I think this division might be on the way up. Ismayl Sillakh and Nathan Cleverly are prospects people are excited about — there could be a youth movement afoot, with Dawson, Pascal and Cloud leading the way and a couple other youngsters ready to fill things out.
Nobody really stands out at cruiser but there’s a fair amount of parity. Steve Cunningham is the #1 man, but he could easily lose to Troy Ross this week. There are a few pretty exciting fighters, too, like Marco Huck, Danny Green and Krzysztof Wlodarczyk. The division would rank lower if some of those fighters weren’t big in their home countries or if it hadn’t produced some Fight of the Year contenders the last couple years, because nobody is really sniffing pound-for-pound contention except perhaps Cunningham.
I can’t say I like it much. There aren’t any really awesome prospects on the way in and who knows how long Green and others stay put.

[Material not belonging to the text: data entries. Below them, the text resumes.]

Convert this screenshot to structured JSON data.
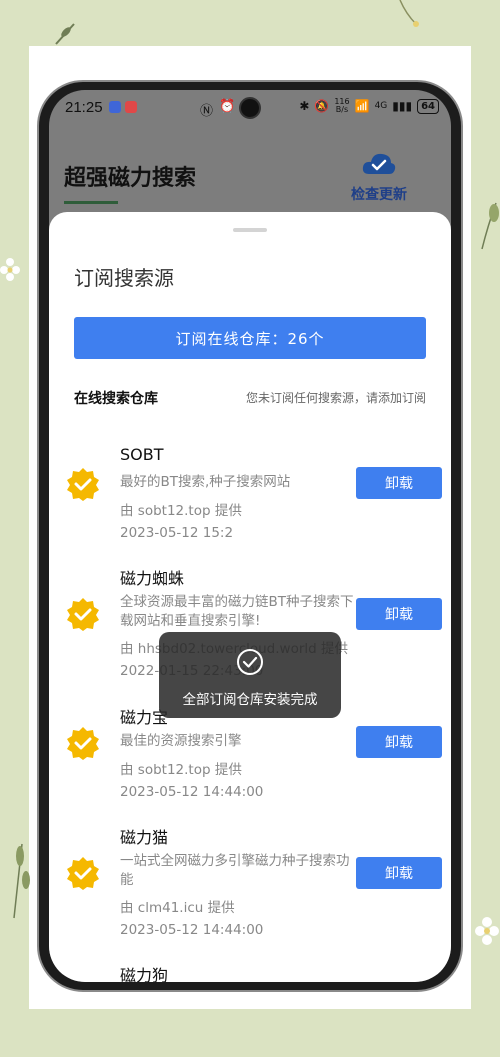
{
  "status_bar": {
    "time": "21:25",
    "speed": "116\nB/s",
    "network": "4G",
    "battery": "64"
  },
  "app": {
    "title": "超强磁力搜索",
    "update_label": "检查更新"
  },
  "sheet": {
    "title": "订阅搜索源",
    "subscribe_button": "订阅在线仓库：26个",
    "section_label": "在线搜索仓库",
    "section_hint": "您未订阅任何搜索源，请添加订阅"
  },
  "items": [
    {
      "name": "SOBT",
      "desc": "最好的BT搜索,种子搜索网站",
      "provider": "由 sobt12.top 提供",
      "date": "2023-05-12 15:2",
      "action": "卸载"
    },
    {
      "name": "磁力蜘蛛",
      "desc": "全球资源最丰富的磁力链BT种子搜索下载网站和垂直搜索引擎!",
      "provider": "由 hhsbd02.towercloud.world 提供",
      "date": "2022-01-15 22:43:00",
      "action": "卸载"
    },
    {
      "name": "磁力宝",
      "desc": "最佳的资源搜索引擎",
      "provider": "由 sobt12.top 提供",
      "date": "2023-05-12 14:44:00",
      "action": "卸载"
    },
    {
      "name": "磁力猫",
      "desc": "一站式全网磁力多引擎磁力种子搜索功能",
      "provider": "由 clm41.icu 提供",
      "date": "2023-05-12 14:44:00",
      "action": "卸载"
    },
    {
      "name": "磁力狗"
    }
  ],
  "toast": {
    "message": "全部订阅仓库安装完成"
  },
  "colors": {
    "accent": "#3f7fef",
    "check": "#f5b800",
    "background": "#dbe3c2"
  }
}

It depends on how you assess the division: If it’s got Martinez (the division champion), Williams and Kelly Pavlik, it’s top heavy but thin. With Martinez and Williams maybe settling at junior middle and since Pavlik is moving to super middle, it’s freaking terrible. Like, almost an F.
I might have gone higher had a couple of the division’s ballyhooed prospects either not left for different divisions — Lemieux, Rodriguez — or suffered setbacks — Matt Korobov. As it remains, having Daniel Jacobs and Fernando Guerrero around isn’t a bad class of prospects-turned-contenders, something that’s likely sooner than later in a thin division.
Same deal here as with middleweight: If you count Donaire and Darchinyan, it’s good at the top. If you don’t, it’s crap. I think Donaire sticks around for one more fight, but that’s it. Then it’s taken over by… Hugo Cazares, maybe? That doesn’t do it for me.
Drian Francisco is about it, as far as what’s on the horizon of prospects. The division gets worse before it gets better.
Talentwise, flyweight is fairly compelling at the top, with Pongsaklek Wonjongkam, the Kameda boys and Daisuke Naito. It would rank a bit higher than junior bantam or middle if it weren’t for the maybe-presence of some of the bigger stars at junior bantam and middle.
This Cesar Seda kid gets mentioned a ton, as do a few other younger names, plus the Kamedas are quite youthful themselves. I figure Wonjongkam sticks around for a bit longer, too, despite his advanced age for the division.
Roman Gonzalez once had some star potential but what’s he done lately? I bet even most hardcore fans couldn’t name many other men in the division, but at least most of them have been fighting each other lately — four top-10 strawweights fought one another during one weekend in March alone.
Until Gonzalez shows us something to justify his early hype, I don’t see the division getting any better.
There’s not a lot separating #1 from #8, which is damning on one level but about the best thing going for it on another level. That said, it’s not necessarily the worst division the way some think. I mean, it’s really close. All these guys are pretty anonymous, but there’s room for competitive bouts all over the place.
If Jorge Linares (#8) can bounce back fully from his first loss, he still has a lot of potential. Everybody likes this Eloy Perez kid, too. That’s not enough to lift the division significantly, though.
The man listed as #1, Poonsawat Kratingaenggym, is moving to featherweight. Nothing against Poonsawat, a fun fighter, but when that’s the best your division has to offer and he’s leaving, it’s not a good division.
There’s good news for a division I’m maligning here with last place. Among the numerous boxers on the rise: Wilfredo Vazquez, Jr. is proving both popular and capable; Rico Ramos is a talented, hungry prospect; and Guillermo Rigondeaux (pictured — he’s the fella on the left) may be the finest prospect in the whole sport, although he’ll need to clear up his managerial/training mess outside the ring.